When you set up a hypothesis test to determine the validity of a statistical claim, you need to define both a null hypothesis and an alternative hypothesis.

Typically in a hypothesis test, the claim being made is about a population *parameter* (one number that characterizes the entire population). Because parameters tend to be unknown quantities, everyone wants to make claims about what their values may be. For example, the claim that 25% (or 0.25) of all women have varicose veins is a claim about the proportion (that’s the *parameter*) of all women (that’s the *population*) who have varicose veins (that’s the *variable* — having or not having varicose veins).

Researchers often challenge claims about population parameters. You may hypothesize, for example, that the actual proportion of women who have varicose veins is lower than 0.25, based on your observations. Or you may hypothesize that due to the popularity of high heeled shoes, the proportion may be higher than 0.25. Or if you’re simply questioning whether the actual proportion is 0.25, your alternative hypothesis is: “No, it isn’t 0.25.”

## How to define a null hypothesis

Every hypothesis test contains a set of two opposing statements, or hypotheses, about a population parameter. The first hypothesis is called the *null hypothesis,* denoted H_{0}. The null hypothesis always states that the population parameter is *equal* to the claimed value. For example, if the claim is that the average time to make a name-brand ready-mix pie is five minutes, the statistical shorthand notation for the null hypothesis in this case would be as follows:

(That is, the population mean is 5 minutes.)

All null hypotheses include an equal sign in them.

## How to define an alternative hypothesis

Before actually conducting a hypothesis test, you have to put two possible hypotheses on the table — the null hypothesis is one of them. But, if the null hypothesis is rejected (that is, there was sufficient evidence against it), what’s your alternative going to be? Actually, three possibilities exist for the second (or alternative) hypothesis, denoted H_{a}. Here they are, along with their shorthand notations in the context of the pie example:

The population parameter is

*not equal*to the claimed valueThe population parameter is

*greater than*the claimed valueThe population parameter is

*less than*the claimed value

Which alternative hypothesis you choose in setting up your hypothesis test depends on what you’re interested in concluding, should you have enough evidence to refute the null hypothesis (the claim). The alternative hypothesis should be decided upon before collecting or looking at any data, so as not to influence the results.

For example, if you want to test whether a company is correct in claiming its pie takes five minutes to make and it doesn’t matter whether the actual average time is more or less than that, you use the not-equal-to alternative. Your hypotheses for that test would be
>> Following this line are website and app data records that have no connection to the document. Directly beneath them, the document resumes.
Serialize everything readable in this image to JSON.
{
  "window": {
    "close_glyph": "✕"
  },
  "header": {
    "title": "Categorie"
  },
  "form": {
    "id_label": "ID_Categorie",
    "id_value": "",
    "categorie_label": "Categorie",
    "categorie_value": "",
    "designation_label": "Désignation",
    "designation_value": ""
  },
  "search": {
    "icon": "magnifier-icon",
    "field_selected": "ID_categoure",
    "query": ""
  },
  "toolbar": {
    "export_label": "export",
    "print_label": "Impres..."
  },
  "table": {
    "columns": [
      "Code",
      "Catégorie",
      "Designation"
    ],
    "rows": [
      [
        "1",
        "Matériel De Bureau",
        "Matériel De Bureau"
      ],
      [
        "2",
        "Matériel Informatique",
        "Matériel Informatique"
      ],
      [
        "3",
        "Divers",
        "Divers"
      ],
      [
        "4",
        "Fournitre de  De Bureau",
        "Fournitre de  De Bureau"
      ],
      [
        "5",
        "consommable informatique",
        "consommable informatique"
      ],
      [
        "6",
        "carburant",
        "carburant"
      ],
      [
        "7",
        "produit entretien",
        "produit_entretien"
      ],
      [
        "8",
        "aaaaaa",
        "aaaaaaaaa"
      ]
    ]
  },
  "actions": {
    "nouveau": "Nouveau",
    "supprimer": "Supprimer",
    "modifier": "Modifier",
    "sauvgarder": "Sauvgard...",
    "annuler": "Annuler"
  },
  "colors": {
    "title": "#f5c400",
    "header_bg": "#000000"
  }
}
If you only want to see whether the time turns out to be greater than what the company claims (that is, whether the company is falsely advertising its quick prep time), you use the greater-than alternative, and your two hypotheses are

Finally, say you work for the company marketing the pie, and you think the pie can be made in less than five minutes (and could be marketed by the company as such). The less-than alternative is the one you want, and your two hypotheses would be

How do you know which hypothesis to put in H_{0} and which one to put in H_{a}? Typically, the null hypothesis says that nothing new is happening; the previous result is the same now as it was before, or the groups have the same average (their difference is equal to zero). In general, you assume that people’s claims are true until proven otherwise. So the question becomes: Can you prove otherwise? In other words, can you show sufficient evidence to reject H_{0}?